But ifit is too expensive to sendthe illegal immigrants back home, can New Jerseyafford to allow hundreds of thousands ofthem to remain here?The issue of what the state can and cannot afford to do is not one that has been raised simply by nativists, ideologies, ora beleaguered, hot-under-the-collar mayor. Rather, state lawmakers in both parties have been crying poverty for years now.Since he took office in January 2006, Governor Corzine has told New Jerseyans that we have a budget crisis, a school funding crisis, an affordable housing crisis, a health care crisis, a property tax crisis, a state debt crisis, apublic worker pension fund and health benefits crisis,and an open space preservation crisis, all of which willrequire the state to come up with more revenue or cut existing programs to free up funds.

Willthe state'srevenue problems be alleviated or exacerbatedhaving more low-income workers – and their families – reside hereeven if they do start paying taxes.Well,even those folks who argue that increases in populationultimately lead to economic growth would have to admit that for the foreseeable future, the costs to governmentwill be high. Thereis health care for the uninsured, a $12,000a year tab for each new school age child,and pressures to provide even more affordable housing units.And let's not forget the need to helpthe structurally unemployed in New Jersey – those people who can't work, can'tfind work, or don't want to work in the jobs that some illegal immigrants currently hold.

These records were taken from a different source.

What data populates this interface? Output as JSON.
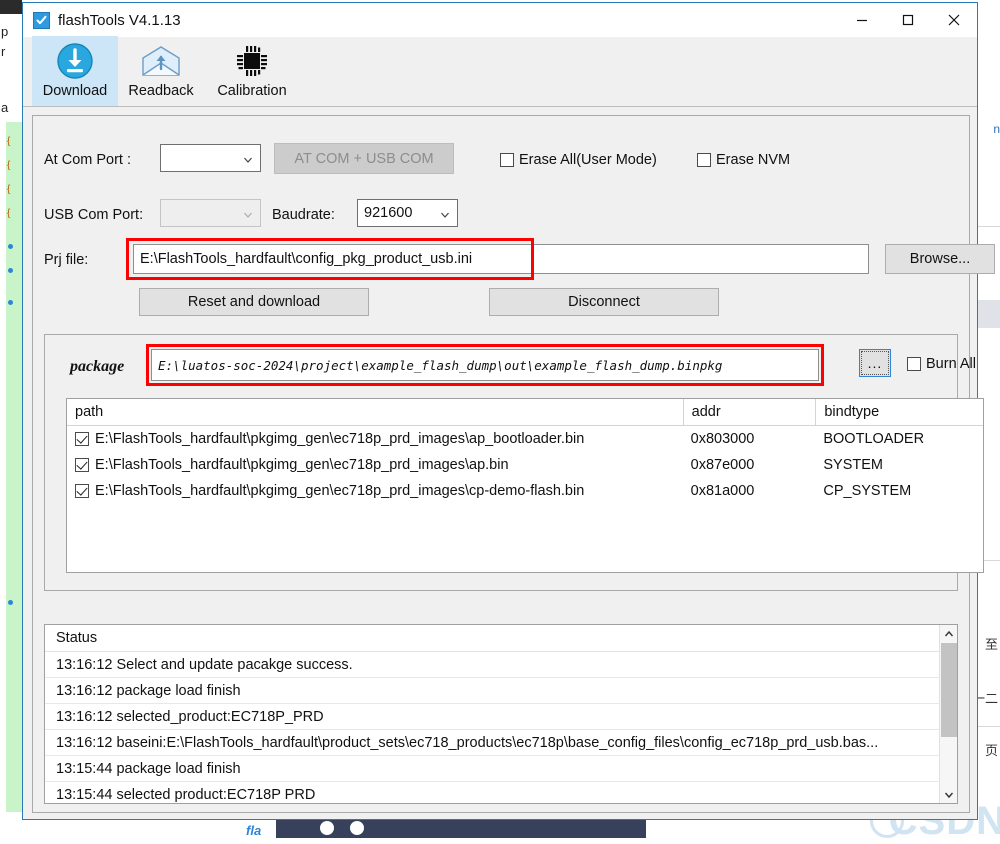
{
  "window": {
    "title": "flashTools V4.1.13",
    "app_icon": "flash-tool-icon",
    "minimize_label": "—",
    "maximize_label": "□",
    "close_label": "✕"
  },
  "toolbar": {
    "tabs": [
      {
        "label": "Download",
        "icon": "download-circle-icon",
        "active": true
      },
      {
        "label": "Readback",
        "icon": "envelope-upload-icon",
        "active": false
      },
      {
        "label": "Calibration",
        "icon": "chip-icon",
        "active": false
      }
    ]
  },
  "form": {
    "at_com_port_label": "At Com Port  :",
    "at_com_port_value": "",
    "at_com_usb_button": "AT COM + USB COM",
    "usb_com_port_label": "USB Com Port:",
    "usb_com_port_value": "",
    "baudrate_label": "Baudrate:",
    "baudrate_value": "921600",
    "prj_file_label": "Prj file:",
    "prj_file_value": "E:\\FlashTools_hardfault\\config_pkg_product_usb.ini",
    "browse_button": "Browse...",
    "reset_download_button": "Reset and download",
    "disconnect_button": "Disconnect",
    "erase_all_label": "Erase All(User Mode)",
    "erase_all_checked": false,
    "erase_nvm_label": "Erase NVM",
    "erase_nvm_checked": false
  },
  "package": {
    "label": "package",
    "path_value": "E:\\luatos-soc-2024\\project\\example_flash_dump\\out\\example_flash_dump.binpkg",
    "browse_dots_button": "...",
    "burn_all_label": "Burn All",
    "burn_all_checked": false,
    "columns": [
      "path",
      "addr",
      "bindtype"
    ],
    "rows": [
      {
        "checked": true,
        "path": "E:\\FlashTools_hardfault\\pkgimg_gen\\ec718p_prd_images\\ap_bootloader.bin",
        "addr": "0x803000",
        "bindtype": "BOOTLOADER"
      },
      {
        "checked": true,
        "path": "E:\\FlashTools_hardfault\\pkgimg_gen\\ec718p_prd_images\\ap.bin",
        "addr": "0x87e000",
        "bindtype": "SYSTEM"
      },
      {
        "checked": true,
        "path": "E:\\FlashTools_hardfault\\pkgimg_gen\\ec718p_prd_images\\cp-demo-flash.bin",
        "addr": "0x81a000",
        "bindtype": "CP_SYSTEM"
      }
    ]
  },
  "status": {
    "header": "Status",
    "lines": [
      "13:16:12 Select and update pacakge success.",
      "13:16:12 package load finish",
      "13:16:12 selected_product:EC718P_PRD",
      "13:16:12 baseini:E:\\FlashTools_hardfault\\product_sets\\ec718_products\\ec718p\\base_config_files\\config_ec718p_prd_usb.bas...",
      "13:15:44 package load finish",
      "13:15:44 selected product:EC718P PRD"
    ]
  },
  "background": {
    "left_text_fragments": [
      "p",
      "r",
      "a"
    ],
    "right_text_fragments": [
      "至",
      "一二",
      "页"
    ],
    "right_link_fragment": "n",
    "watermark": "CSDN",
    "taskbar_text": "fla"
  },
  "colors": {
    "accent_blue": "#2f84d6",
    "active_tab": "#cce6f7",
    "highlight_red": "#ff0000",
    "window_border": "#2a7ab8",
    "panel_bg": "#f0f0f0"
  }
}
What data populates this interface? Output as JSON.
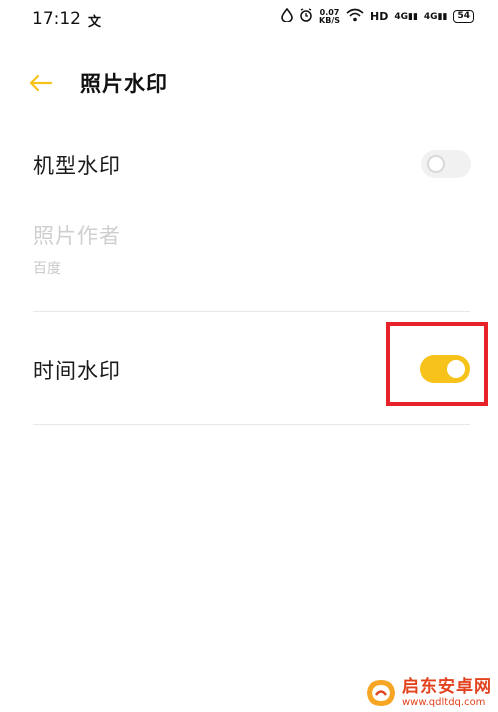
{
  "status_bar": {
    "time": "17:12",
    "app_icon_text": "文",
    "net_speed_top": "0.07",
    "net_speed_bottom": "KB/S",
    "hd_label": "HD",
    "signal1": "4G",
    "signal2": "4G",
    "battery": "54"
  },
  "header": {
    "title": "照片水印",
    "accent_color": "#f7c21a"
  },
  "settings": [
    {
      "label": "机型水印",
      "toggle_state": "off",
      "enabled": true
    },
    {
      "label": "照片作者",
      "sub_value": "百度",
      "enabled": false
    },
    {
      "label": "时间水印",
      "toggle_state": "on",
      "enabled": true
    }
  ],
  "watermark": {
    "name": "启东安卓网",
    "url": "www.qdltdq.com"
  }
}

In the meantime, two legislators- Democraticstate Senator Ellen Karcher and Republican Assemblywoman Jennifer Beck -recently saidthat state and local officials should not try to try to enforce federal immigration law.Both believe thatthe national governmentneeds to enact comprehensive legislation on the issue and that state and local governments should notassume the costs and potential legal problems of doing the job of INS or Homeland Security. But, New Jersey and other states and, yes, communities like Morristown, are already stuck with thecost of providing services for the illegal immigrants who are already here.Maybe a way to get the federal government to act on comprehensive immigration reform is for all fifty states to send Uncle Sam the bill.At the least, perhaps the negative publicity would cause Congress and the Bush Administration to secure the borders so that the problem doesn't get any worse.

David P. Rebovich, Ph.D., is Managing Director of the Rider University Institute for New Jersey Politics ( He also writes a regular column, "On Politics," for NEW JERSEY LAWYER and monthly reports onNew Jersey for CAMPAIGNS AND ELECTIONS Magazine.